Winter is upon us and so too are the season's ills, as a number of Covid-19 subvariants start to circulate.
A number of Omicron subvariants are in the community in Aotearoa: BA.1, BA.2, BA.4, BA.5 and BA.2.12.1.
On Friday, the first case of BA.4 and BA.5 (four cases) were reported in the community. BA.2.12.1 was also detected (seven cases) last week. The subvariants also showed up in wastewater across a handful of regions.
So what Covid-19 symptoms should you be on the lookout for, and do these differ between subvariants?
* Omicron NZ: I've had Covid! Can I get it again?
* Omicron subvariant BA.2.12.1 discovered in community, more subvariants in wastewater
* Why are there so many new Omicron sub-variants and will I be reinfected?
People with Covid-19 report a wide range of symptoms, ranging from being asymptomatic, to mild symptoms to severe illness. Common symptoms include:
- Fever or chills
- Shortness of breath or difficulty breathing
- Muscle or body aches
- New loss of taste or smell
- Sore throat
- Congestion or runny nose
- Nausea or vomiting
The ZOE Covid study, which records daily health reports from more than 4 million people worldwide, the top five symptoms reported by contributors with a positive Covid-19 test as of April (with Omicron dominant) were runny nose (83%), fatigue (71%), sore throat (69%), headache (69%), and sneezing (68%).
Symptoms such as fever and partial or full loss of smell were “much less common” since the Omicron variant emerged, Professor Tim Spector, lead scientist of the ZOE app earlier told the BMJ.
Epidemiologist, University of Otago (Wellington) Professor Michael Baker said Omicron subvariants tend to behave the same way in terms of symptoms.
While there are differences between the transmissibility of Omicron subvariants, so far, symptoms appear to be consistent with one another.
The presence and severity of Covid-19 symptoms can be affected by age, vaccination status, underlying health conditions, and history of prior infection.
‘Significant number’ of cases going unidentified
Meanwhile, detections of SARS-CoV-2 in wastewater have been trending upwards on the whole – a slight “decoupling” from what is being seen in daily RAT case numbers are showing, ESR’s principal scientist (genomics) Professor Mike Bunce said.
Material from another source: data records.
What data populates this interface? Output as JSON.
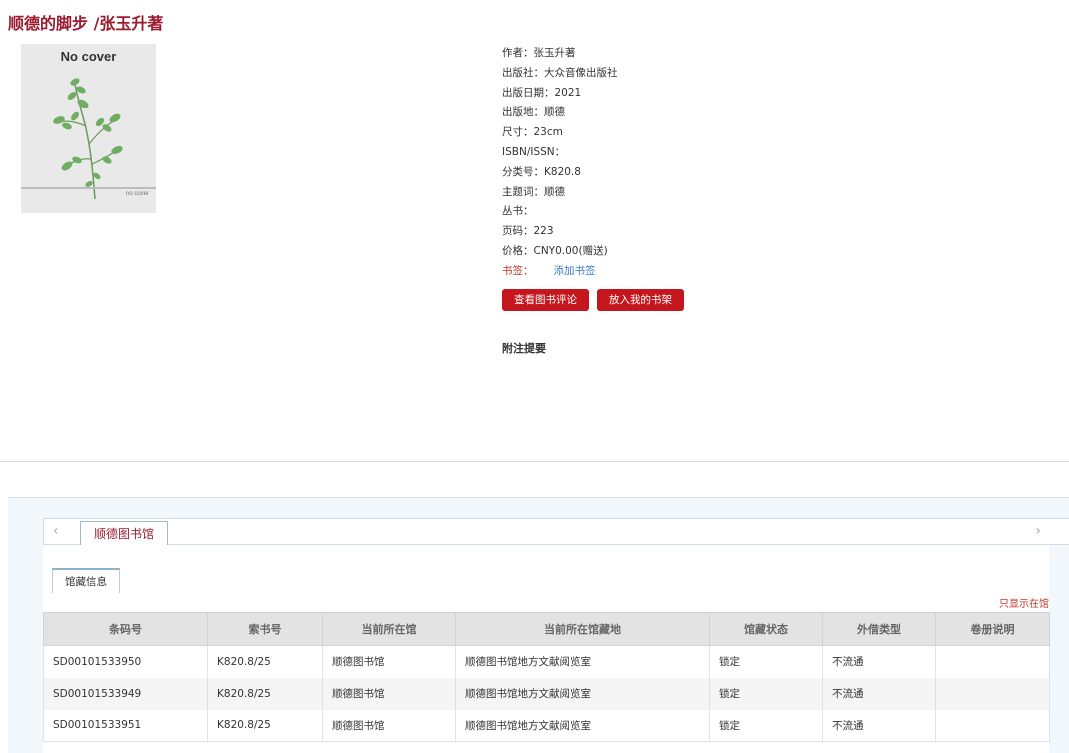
{
  "book": {
    "title": "顺德的脚步 /张玉升著",
    "cover": {
      "label": "No cover",
      "small": "no cover"
    }
  },
  "meta": [
    "作者：张玉升著",
    "出版社：大众音像出版社",
    "出版日期：2021",
    "出版地：顺德",
    "尺寸：23cm",
    "ISBN/ISSN：",
    "分类号：K820.8",
    "主题词：顺德",
    "丛书：",
    "页码：223",
    "价格：CNY0.00(赠送)"
  ],
  "bookmark": {
    "label": "书签：",
    "link": "添加书签"
  },
  "buttons": {
    "reviews": "查看图书评论",
    "shelf": "放入我的书架"
  },
  "note_title": "附注提要",
  "holdings": {
    "library_tab": "顺德图书馆",
    "sub_tab": "馆藏信息",
    "only_in_library": "只显示在馆",
    "arrow_left": "‹",
    "arrow_right": "›",
    "columns": [
      "条码号",
      "索书号",
      "当前所在馆",
      "当前所在馆藏地",
      "馆藏状态",
      "外借类型",
      "卷册说明"
    ],
    "rows": [
      [
        "SD00101533950",
        "K820.8/25",
        "顺德图书馆",
        "顺德图书馆地方文献阅览室",
        "锁定",
        "不流通",
        ""
      ],
      [
        "SD00101533949",
        "K820.8/25",
        "顺德图书馆",
        "顺德图书馆地方文献阅览室",
        "锁定",
        "不流通",
        ""
      ],
      [
        "SD00101533951",
        "K820.8/25",
        "顺德图书馆",
        "顺德图书馆地方文献阅览室",
        "锁定",
        "不流通",
        ""
      ]
    ]
  },
  "colors": {
    "title": "#9b1c31",
    "button": "#c4161c",
    "link": "#3a7fc1"
  }
}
While there has been a trend in recent weeks of a “slight” increase in cases, cases this week had been trending down, the Ministry of Health told Stuff at this stage this “is not evidence of a second wave of Omicron”.
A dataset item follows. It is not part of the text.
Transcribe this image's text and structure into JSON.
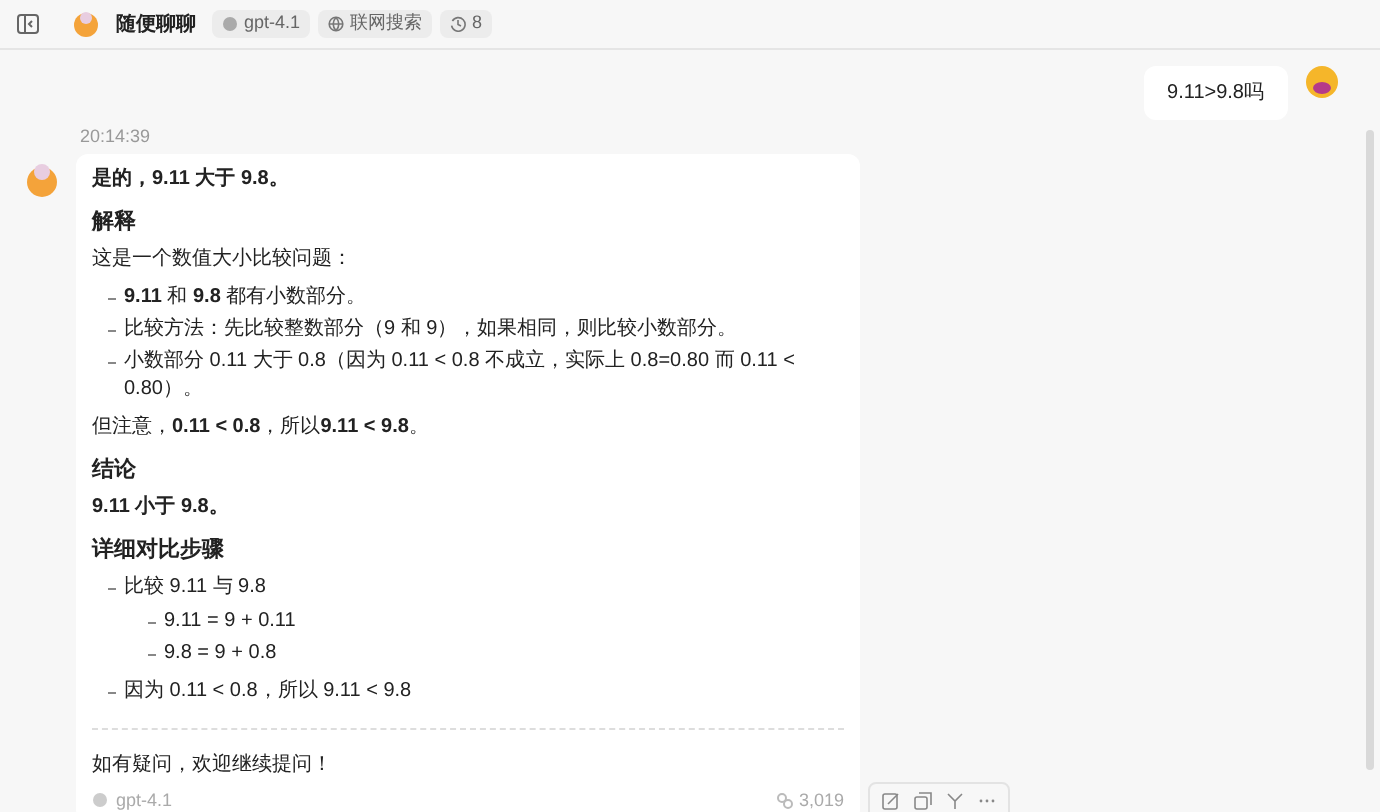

However, modelling suggests an increase in Covid-19 cases – alongside other respiratory illnesses – was likely over winter.
The move to self-reported RATs “has always meant there would be a significant number of Covid-19 cases that would not be identified” and captured in reporting, a ministry spokesperson said.
Reported case numbers and wastewater detections were expected to continue to fluctuate.
The vast majority of recently sequenced cases in Aotearoa continue to be BA.2, with BA.1 making up a small proportion of cases.
Emerging data suggests BA.2.12.1 is “marginally” more transmissible than BA.2.
There was also some clinical data suggesting BA.4 and BA.5 have increased transmissibility when compared to BA.2, but no data suggesting they cause more severe illness, the ministry says.